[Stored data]

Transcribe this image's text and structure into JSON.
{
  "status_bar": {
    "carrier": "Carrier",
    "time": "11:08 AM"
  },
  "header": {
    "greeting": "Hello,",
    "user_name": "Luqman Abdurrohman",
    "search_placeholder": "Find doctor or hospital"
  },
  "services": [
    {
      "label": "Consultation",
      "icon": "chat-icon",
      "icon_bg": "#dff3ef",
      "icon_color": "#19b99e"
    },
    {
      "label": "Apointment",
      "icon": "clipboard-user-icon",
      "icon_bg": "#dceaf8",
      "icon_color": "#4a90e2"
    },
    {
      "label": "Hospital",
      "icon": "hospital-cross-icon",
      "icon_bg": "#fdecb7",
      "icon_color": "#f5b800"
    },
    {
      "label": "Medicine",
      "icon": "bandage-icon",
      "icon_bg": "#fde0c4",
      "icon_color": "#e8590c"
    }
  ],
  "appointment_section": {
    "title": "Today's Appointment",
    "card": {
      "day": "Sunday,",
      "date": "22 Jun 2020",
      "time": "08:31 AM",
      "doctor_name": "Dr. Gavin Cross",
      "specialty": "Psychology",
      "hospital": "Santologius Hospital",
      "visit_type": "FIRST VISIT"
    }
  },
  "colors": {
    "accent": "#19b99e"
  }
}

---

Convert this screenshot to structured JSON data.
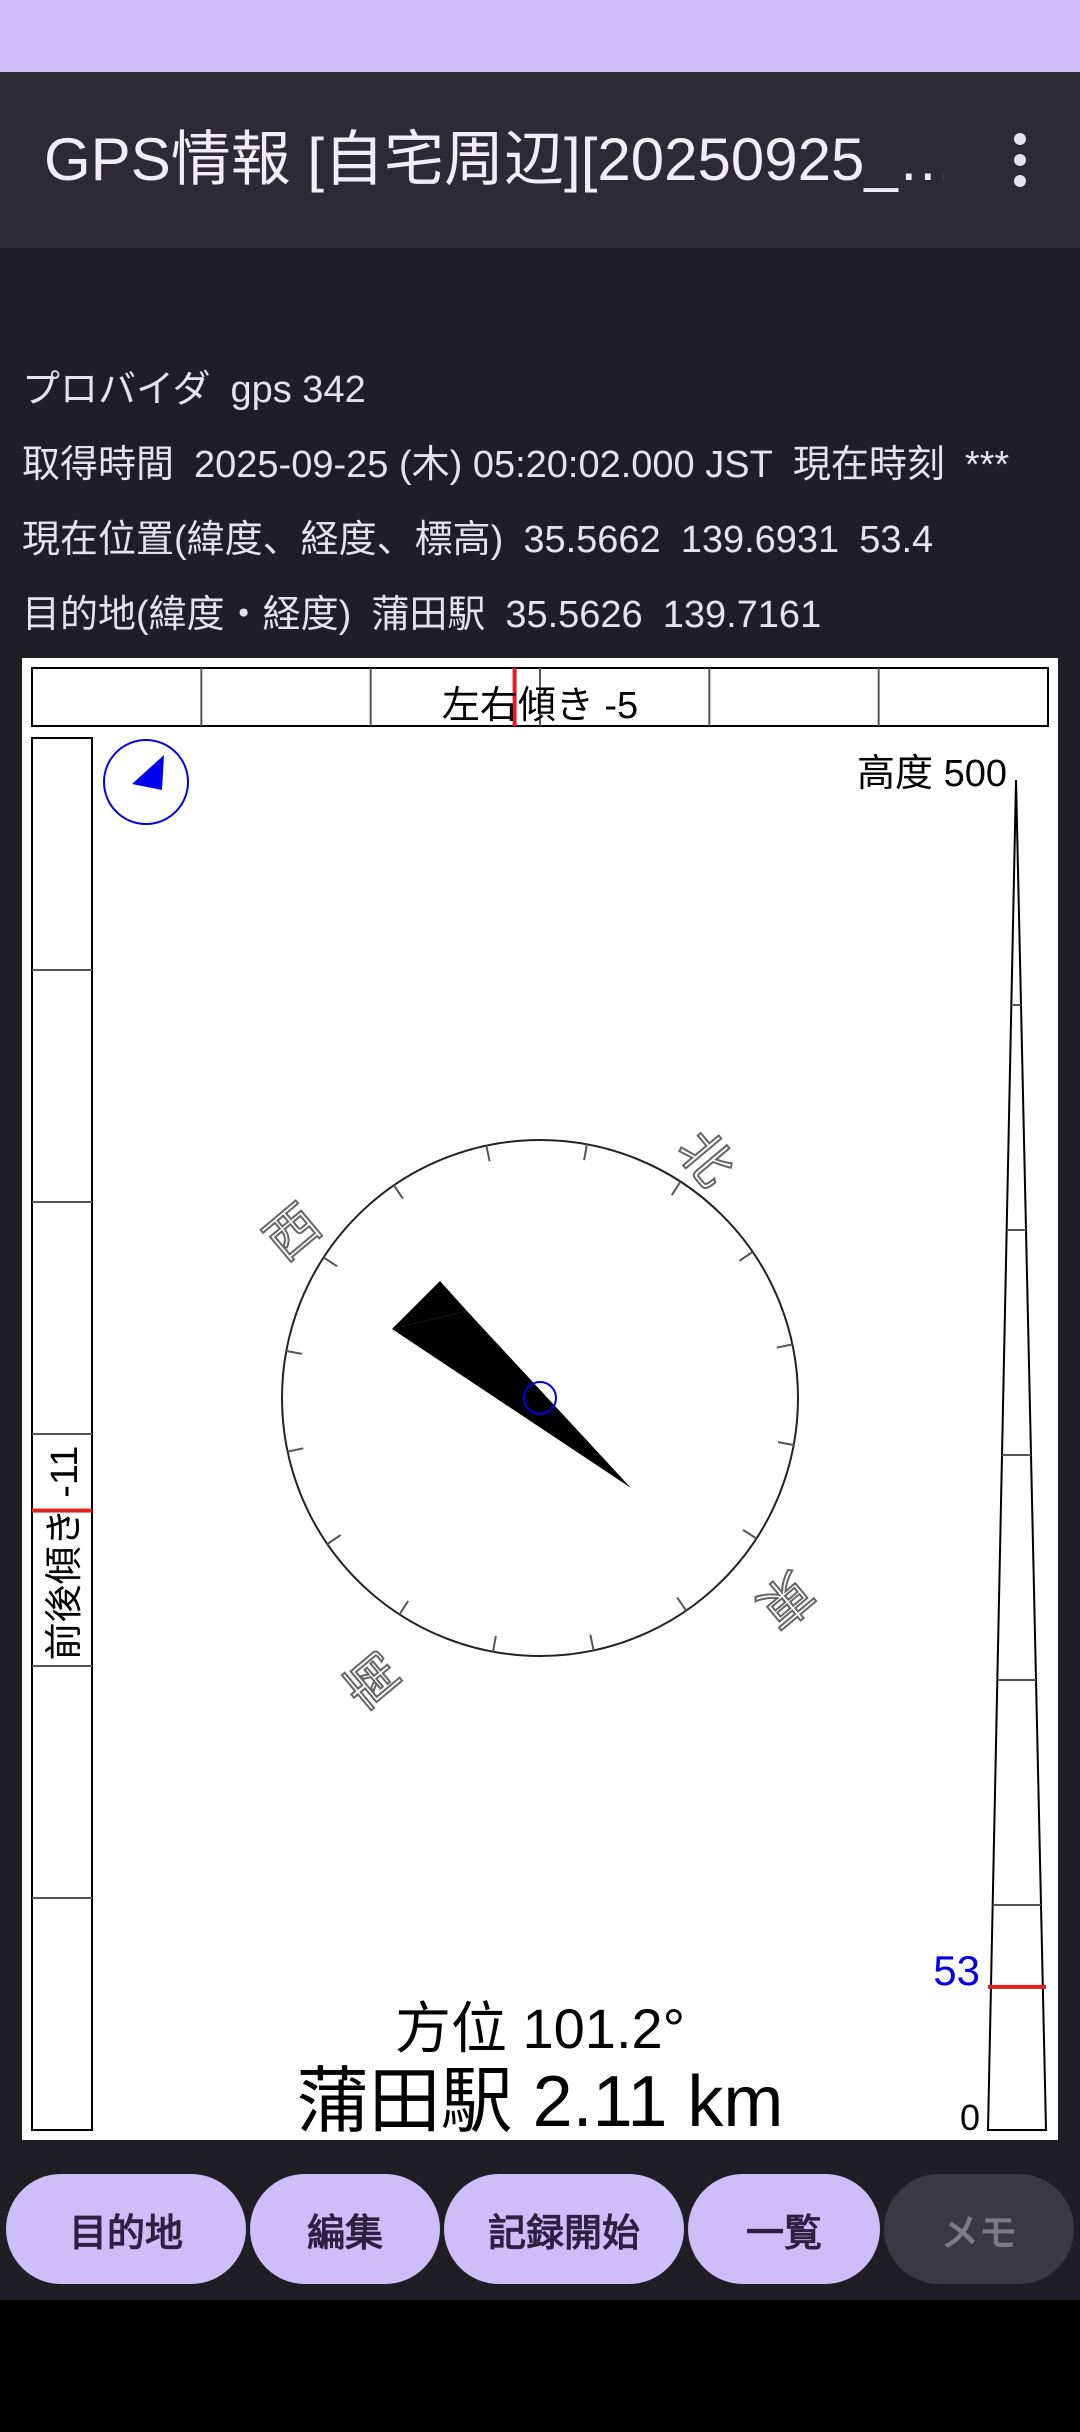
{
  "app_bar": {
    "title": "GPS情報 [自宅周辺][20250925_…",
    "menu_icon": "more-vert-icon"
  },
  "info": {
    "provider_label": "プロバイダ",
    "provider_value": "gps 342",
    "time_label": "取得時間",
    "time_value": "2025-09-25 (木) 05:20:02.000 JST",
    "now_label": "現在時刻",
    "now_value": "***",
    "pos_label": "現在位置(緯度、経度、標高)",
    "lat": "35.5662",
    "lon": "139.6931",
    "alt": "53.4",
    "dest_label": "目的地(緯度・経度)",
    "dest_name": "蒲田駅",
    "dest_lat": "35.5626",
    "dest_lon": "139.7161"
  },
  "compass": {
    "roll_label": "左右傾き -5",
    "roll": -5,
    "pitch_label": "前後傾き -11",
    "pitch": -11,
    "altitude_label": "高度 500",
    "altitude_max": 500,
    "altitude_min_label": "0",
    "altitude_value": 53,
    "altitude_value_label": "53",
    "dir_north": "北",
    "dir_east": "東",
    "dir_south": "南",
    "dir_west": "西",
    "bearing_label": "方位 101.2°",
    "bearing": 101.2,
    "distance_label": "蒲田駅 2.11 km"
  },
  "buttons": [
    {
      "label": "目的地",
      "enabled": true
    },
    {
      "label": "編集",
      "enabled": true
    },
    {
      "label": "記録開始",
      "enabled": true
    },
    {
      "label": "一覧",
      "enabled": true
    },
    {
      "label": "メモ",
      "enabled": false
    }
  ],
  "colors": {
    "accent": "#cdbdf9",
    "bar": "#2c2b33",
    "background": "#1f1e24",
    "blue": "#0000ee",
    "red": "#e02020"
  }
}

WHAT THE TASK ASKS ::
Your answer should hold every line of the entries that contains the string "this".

WRITTEN REPLY ::
Transcribe this image's text and structure into JSON.
Convert this screenshot to structured JSON data.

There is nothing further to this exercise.